|Feeding time at the Dinghy Dock bar - patrons, birds and fish all partake.|
|The morning market is open in Culebra - best chance to pick up some fresh veggies.|
The U.S. Virgin Islands: St. Thomas, St. Croix, St. John
St. Thomas (the island of the Big Hurry), St. Croix (once an industrial island, now in decline) and St. John (the island of nature), along with a few smaller islands make up the U.S. Virgin Islands. The three islands are quite distinctly different and we have spent most of our time on STT and STJ with a couple of short visits to STX. We have friends on STT which makes it a special place for us after having Mowzer based there for five years of charter. This is the island where people can easily fly in/out and from there disperse to the other islands. Cruise ships disgorge thousands (sometimes 10s of thousands) of passengers here on a daily basis in high season so you have to keep your patience and your wits about you. Keep your wits about you too if/when you drive here: American cars (driver on the left) but drive on the left as in Britain. Our favourite of the islands is St. John. You are immediately transported to the white sand beaches and clear turquoise waters of your Caribbean dreams. Nature trails abound with a good dose of plantation history. In some bays on the south shore you cannot see a single light at night other than moon and stars, if you are lucky enough to be there by yourself. On a short visit to the Virgins, we have been happy to spend our time on STJ and not bother crossing over to the BVIs.

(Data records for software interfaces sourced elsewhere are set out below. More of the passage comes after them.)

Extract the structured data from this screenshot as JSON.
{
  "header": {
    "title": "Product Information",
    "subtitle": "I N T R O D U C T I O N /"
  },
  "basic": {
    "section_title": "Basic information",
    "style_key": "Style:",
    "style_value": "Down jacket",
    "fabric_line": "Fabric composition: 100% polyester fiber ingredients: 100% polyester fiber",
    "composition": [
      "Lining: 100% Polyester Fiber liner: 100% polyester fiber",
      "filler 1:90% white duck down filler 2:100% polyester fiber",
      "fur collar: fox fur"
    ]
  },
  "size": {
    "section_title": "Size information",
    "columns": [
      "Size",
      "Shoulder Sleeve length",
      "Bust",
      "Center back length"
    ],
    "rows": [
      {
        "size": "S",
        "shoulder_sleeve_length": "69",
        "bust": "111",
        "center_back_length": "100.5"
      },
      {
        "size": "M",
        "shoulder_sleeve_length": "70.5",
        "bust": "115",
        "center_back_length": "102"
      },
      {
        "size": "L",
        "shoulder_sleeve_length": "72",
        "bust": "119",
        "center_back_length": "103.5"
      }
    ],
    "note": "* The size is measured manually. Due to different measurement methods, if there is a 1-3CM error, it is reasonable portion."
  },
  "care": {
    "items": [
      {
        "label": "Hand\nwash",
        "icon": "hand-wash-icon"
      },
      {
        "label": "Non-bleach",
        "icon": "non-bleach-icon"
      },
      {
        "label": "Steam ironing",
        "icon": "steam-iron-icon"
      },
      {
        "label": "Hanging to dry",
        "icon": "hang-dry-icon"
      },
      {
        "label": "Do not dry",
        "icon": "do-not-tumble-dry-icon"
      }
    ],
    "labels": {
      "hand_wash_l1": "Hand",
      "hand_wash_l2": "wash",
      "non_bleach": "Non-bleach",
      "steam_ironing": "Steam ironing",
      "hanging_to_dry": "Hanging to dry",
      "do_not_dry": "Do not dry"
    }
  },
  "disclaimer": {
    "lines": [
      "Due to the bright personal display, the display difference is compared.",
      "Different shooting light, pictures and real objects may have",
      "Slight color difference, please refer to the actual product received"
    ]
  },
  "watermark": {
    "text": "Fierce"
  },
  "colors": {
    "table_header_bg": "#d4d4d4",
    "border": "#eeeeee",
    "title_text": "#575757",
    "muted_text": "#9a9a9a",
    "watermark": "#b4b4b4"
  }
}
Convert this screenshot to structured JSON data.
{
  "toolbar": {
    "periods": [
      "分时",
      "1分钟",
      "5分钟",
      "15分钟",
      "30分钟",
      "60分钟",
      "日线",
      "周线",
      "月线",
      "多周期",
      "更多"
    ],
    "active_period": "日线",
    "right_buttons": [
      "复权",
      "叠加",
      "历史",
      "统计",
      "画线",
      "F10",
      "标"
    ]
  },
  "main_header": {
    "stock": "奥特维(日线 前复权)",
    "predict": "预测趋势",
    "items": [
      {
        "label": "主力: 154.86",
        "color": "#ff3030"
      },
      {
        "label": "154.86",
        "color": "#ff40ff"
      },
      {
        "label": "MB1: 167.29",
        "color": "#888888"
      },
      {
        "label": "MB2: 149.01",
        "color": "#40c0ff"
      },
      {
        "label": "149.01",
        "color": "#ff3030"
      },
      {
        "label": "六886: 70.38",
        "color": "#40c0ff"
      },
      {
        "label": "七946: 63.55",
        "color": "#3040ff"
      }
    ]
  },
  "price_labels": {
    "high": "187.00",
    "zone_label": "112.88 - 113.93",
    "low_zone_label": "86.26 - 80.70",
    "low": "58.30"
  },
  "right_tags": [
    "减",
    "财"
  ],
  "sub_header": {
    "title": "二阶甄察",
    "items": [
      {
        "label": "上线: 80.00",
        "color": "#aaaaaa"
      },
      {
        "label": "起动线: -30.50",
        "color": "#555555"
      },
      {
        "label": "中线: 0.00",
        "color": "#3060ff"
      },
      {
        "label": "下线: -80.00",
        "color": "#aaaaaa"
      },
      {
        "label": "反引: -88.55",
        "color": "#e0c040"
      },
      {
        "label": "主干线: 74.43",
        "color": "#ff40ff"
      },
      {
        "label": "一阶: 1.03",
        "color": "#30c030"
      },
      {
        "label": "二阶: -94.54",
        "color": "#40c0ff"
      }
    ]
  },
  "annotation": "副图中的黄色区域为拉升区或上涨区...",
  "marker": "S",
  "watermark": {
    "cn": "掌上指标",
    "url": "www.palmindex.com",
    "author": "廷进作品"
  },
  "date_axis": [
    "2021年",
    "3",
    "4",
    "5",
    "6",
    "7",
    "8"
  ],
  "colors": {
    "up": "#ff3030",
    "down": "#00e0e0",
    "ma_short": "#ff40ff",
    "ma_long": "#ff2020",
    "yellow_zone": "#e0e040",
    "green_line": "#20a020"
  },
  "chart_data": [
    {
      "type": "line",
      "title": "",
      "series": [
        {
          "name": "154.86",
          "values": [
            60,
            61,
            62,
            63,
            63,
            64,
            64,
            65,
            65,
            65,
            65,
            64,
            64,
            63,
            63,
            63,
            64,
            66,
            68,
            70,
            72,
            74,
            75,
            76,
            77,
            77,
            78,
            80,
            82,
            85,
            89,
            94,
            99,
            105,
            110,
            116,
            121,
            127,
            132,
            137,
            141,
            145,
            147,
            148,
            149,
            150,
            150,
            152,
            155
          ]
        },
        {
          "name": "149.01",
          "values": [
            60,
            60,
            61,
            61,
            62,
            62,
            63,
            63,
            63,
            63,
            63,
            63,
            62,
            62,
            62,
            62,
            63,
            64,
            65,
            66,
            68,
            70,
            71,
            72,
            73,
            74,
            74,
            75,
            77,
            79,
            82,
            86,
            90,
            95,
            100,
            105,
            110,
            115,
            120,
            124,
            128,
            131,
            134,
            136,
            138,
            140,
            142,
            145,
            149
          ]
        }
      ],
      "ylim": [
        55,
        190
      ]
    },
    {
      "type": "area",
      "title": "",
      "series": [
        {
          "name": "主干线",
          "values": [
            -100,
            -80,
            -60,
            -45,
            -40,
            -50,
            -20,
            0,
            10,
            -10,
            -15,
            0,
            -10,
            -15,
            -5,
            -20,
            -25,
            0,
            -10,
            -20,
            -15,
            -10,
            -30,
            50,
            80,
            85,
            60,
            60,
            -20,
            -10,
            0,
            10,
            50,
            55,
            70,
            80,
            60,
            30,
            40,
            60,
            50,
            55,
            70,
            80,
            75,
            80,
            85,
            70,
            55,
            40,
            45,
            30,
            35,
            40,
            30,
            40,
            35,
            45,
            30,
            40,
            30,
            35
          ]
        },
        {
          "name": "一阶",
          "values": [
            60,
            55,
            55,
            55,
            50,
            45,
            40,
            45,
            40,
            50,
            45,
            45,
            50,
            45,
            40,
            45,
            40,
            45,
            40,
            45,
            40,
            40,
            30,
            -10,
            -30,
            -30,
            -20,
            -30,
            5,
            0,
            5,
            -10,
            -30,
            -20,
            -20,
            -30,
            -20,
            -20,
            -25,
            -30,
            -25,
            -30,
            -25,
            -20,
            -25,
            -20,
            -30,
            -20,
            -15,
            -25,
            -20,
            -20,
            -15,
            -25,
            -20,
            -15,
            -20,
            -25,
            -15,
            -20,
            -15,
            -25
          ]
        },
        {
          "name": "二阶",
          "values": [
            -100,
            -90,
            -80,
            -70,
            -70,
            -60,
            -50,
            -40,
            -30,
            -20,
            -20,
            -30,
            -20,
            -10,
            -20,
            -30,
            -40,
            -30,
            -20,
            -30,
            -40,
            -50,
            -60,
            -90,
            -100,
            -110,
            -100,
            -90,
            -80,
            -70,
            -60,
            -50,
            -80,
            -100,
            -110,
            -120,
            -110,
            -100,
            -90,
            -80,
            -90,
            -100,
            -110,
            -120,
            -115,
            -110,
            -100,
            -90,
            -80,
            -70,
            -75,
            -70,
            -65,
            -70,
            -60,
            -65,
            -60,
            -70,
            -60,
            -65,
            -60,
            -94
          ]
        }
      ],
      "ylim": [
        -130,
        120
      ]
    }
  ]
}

Love: Entry to "the Caribbean"
Hate: Americanization of the Caribbean
|Leinster Bay on the north shore of St. John.|
|Looking west to St. Thomas.|
|St. Thomas on a busy day.|
The British Virgin Islands: Jost van Dyke, Tortola, Norman Island, Peter Island, Salt Island, Cooper Island, Ginger Island, Virgin Gorda, Anegada and many other islets
Each island in the BVI does have a unique element or attraction but they are all similar topographically other than Anegada which is a low-lying limestone island. The others are all old volcanic islands and all of the islands in this region tend to be quite dry and scrubby. The BVI have become home to one of the largest charter fleets in the world. There are probably thousands of bareboat and crewed charter boats plying these waters and with good reason. The waters are protected, the islands are close together, there is entertainment provided in every major bay / anchorage. The place has been filled up with expensive mooring balls ($35US / night), loud beach bars and plenty of people that probably shouldn't be trying to sail a boat. However, these are all reasons (other than that last one) why we actually love the Virgins - the sailing is easy, the waters are lovely and clear and there's always something to do, even if it just means sitting back and watching the antics in the mooring field each afternoon. This is really where we learned to sail and fell in love with the idea of living on the boat so these islands are rather like coming home to us. Those who complain that it is too busy and the anchorages are too full, just have to spend a little more time with their charts and look for the quiet little bays where the charter boats won't go (no beach bar or mooring balls.)
Love: Easy sailing
|Overlooking Eustatia Sound on Virgin Gorda.|
|Hazy, relaxed afternoon overlooking Tortola.|
|Anegada - a world apart from her sister islands.|
There we have it - what's your favourite of these islands? Stay tuned for the next instalment as we move east and south through the islands.